* Task directions:
Check each line of the entries below for the word "journal", and copy the lines that have it.

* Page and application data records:
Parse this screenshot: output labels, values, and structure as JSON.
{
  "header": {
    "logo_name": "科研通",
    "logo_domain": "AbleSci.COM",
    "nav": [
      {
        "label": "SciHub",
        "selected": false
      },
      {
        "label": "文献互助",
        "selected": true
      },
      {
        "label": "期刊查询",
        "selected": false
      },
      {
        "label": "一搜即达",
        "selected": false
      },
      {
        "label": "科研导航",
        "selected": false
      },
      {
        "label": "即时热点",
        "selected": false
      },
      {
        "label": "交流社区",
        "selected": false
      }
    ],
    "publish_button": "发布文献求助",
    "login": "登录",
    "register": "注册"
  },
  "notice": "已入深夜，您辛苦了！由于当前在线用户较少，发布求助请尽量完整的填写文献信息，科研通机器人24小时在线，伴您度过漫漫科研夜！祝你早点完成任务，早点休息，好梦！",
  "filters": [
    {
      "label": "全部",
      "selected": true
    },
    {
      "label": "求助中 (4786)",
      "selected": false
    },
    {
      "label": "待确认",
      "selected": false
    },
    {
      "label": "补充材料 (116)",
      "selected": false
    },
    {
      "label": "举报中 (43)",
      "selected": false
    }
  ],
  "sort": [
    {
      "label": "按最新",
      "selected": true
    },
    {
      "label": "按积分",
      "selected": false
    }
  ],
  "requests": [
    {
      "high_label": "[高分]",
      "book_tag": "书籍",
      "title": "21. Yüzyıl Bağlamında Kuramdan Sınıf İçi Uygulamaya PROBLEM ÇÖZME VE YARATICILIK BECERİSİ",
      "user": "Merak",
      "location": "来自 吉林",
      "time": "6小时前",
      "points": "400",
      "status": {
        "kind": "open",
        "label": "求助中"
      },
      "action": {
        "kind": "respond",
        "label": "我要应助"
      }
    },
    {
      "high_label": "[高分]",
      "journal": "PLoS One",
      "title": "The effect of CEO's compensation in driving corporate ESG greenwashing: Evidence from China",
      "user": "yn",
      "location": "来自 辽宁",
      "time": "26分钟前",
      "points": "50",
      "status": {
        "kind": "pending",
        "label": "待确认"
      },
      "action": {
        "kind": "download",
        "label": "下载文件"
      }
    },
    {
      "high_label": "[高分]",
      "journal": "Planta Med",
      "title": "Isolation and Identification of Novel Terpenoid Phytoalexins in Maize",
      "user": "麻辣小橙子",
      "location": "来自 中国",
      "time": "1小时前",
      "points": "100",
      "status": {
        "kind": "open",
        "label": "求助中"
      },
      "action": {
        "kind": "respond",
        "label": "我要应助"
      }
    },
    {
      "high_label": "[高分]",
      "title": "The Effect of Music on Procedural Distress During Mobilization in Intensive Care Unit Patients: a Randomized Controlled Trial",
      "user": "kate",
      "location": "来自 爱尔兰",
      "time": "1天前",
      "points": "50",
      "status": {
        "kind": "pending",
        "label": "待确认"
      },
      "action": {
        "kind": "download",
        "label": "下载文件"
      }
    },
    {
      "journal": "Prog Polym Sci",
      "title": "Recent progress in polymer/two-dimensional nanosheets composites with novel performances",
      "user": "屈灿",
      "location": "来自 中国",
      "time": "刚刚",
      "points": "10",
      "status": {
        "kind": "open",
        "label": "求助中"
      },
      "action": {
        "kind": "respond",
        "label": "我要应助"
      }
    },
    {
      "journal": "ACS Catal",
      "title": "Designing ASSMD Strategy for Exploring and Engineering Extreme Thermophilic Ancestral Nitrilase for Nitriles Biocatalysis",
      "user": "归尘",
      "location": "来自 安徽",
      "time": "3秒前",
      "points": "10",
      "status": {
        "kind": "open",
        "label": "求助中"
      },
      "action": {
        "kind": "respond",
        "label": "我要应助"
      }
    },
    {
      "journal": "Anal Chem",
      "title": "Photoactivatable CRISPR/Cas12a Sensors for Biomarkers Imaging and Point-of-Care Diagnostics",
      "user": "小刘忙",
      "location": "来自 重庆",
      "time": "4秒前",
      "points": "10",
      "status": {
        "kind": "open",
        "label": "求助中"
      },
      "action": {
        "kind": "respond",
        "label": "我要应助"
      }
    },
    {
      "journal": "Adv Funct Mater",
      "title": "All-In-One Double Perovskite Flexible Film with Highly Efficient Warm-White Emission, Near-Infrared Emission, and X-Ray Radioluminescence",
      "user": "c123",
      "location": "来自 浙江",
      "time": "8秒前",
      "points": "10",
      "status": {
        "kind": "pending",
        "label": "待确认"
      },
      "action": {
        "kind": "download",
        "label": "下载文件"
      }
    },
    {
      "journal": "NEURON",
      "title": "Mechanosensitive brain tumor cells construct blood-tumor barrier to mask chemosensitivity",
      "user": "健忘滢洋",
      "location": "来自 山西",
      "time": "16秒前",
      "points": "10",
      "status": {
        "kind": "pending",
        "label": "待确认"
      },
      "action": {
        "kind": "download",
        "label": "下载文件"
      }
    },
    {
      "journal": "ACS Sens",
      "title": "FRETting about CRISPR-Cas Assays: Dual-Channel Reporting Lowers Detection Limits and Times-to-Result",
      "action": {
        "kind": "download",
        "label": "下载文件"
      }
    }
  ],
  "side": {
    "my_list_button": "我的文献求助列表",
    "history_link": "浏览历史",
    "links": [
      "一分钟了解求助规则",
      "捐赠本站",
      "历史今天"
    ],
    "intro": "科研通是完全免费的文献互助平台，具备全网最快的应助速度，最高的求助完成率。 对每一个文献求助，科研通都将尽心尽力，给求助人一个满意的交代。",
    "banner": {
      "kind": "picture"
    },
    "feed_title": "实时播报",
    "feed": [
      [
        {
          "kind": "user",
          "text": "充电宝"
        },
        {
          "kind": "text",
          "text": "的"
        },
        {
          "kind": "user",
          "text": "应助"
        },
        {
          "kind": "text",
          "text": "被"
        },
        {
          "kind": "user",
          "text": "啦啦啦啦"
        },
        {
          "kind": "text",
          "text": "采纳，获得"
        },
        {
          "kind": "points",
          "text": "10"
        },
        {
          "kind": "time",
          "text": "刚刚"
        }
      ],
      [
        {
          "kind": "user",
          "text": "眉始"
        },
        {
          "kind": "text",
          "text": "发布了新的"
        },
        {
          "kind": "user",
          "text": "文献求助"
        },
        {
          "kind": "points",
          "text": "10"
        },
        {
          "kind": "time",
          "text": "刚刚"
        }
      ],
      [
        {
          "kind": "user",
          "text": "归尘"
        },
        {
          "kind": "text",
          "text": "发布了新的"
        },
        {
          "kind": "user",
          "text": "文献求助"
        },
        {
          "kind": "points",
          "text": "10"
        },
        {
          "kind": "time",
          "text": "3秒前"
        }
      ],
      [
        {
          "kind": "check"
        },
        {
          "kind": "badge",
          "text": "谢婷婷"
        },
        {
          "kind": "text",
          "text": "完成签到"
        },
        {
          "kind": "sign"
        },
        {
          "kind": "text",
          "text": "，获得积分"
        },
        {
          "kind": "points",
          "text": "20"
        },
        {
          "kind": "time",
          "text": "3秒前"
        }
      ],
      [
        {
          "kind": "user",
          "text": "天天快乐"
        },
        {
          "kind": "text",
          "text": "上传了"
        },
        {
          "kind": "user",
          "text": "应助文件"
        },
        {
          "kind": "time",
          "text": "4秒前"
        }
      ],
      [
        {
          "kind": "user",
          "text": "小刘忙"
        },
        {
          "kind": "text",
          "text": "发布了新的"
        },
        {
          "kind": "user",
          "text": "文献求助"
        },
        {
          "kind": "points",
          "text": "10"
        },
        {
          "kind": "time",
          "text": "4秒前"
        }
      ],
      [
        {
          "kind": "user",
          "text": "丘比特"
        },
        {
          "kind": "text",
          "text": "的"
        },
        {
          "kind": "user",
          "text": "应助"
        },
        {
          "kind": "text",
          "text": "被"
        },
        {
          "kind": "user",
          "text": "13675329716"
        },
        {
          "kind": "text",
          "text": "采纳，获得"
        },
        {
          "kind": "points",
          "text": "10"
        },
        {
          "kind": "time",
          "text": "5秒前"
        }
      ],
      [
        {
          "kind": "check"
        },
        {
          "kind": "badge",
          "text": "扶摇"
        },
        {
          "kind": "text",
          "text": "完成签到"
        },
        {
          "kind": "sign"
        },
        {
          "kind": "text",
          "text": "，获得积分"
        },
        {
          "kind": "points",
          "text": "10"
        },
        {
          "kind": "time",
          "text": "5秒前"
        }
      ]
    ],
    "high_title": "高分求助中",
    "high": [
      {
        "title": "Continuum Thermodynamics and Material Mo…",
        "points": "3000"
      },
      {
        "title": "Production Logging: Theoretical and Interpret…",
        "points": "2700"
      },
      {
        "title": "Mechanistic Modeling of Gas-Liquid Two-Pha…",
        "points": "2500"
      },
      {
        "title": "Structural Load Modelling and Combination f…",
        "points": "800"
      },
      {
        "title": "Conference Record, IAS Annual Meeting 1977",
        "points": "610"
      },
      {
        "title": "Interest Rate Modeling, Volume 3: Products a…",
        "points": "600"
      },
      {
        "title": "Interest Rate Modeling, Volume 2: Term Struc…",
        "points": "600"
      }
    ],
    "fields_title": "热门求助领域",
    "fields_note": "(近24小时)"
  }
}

* Exercise result:
      "journal": "PLoS One",
      "journal": "Planta Med",
      "journal": "Prog Polym Sci",
      "journal": "ACS Catal",
      "journal": "Anal Chem",
      "journal": "Adv Funct Mater",
      "journal": "NEURON",
      "journal": "ACS Sens",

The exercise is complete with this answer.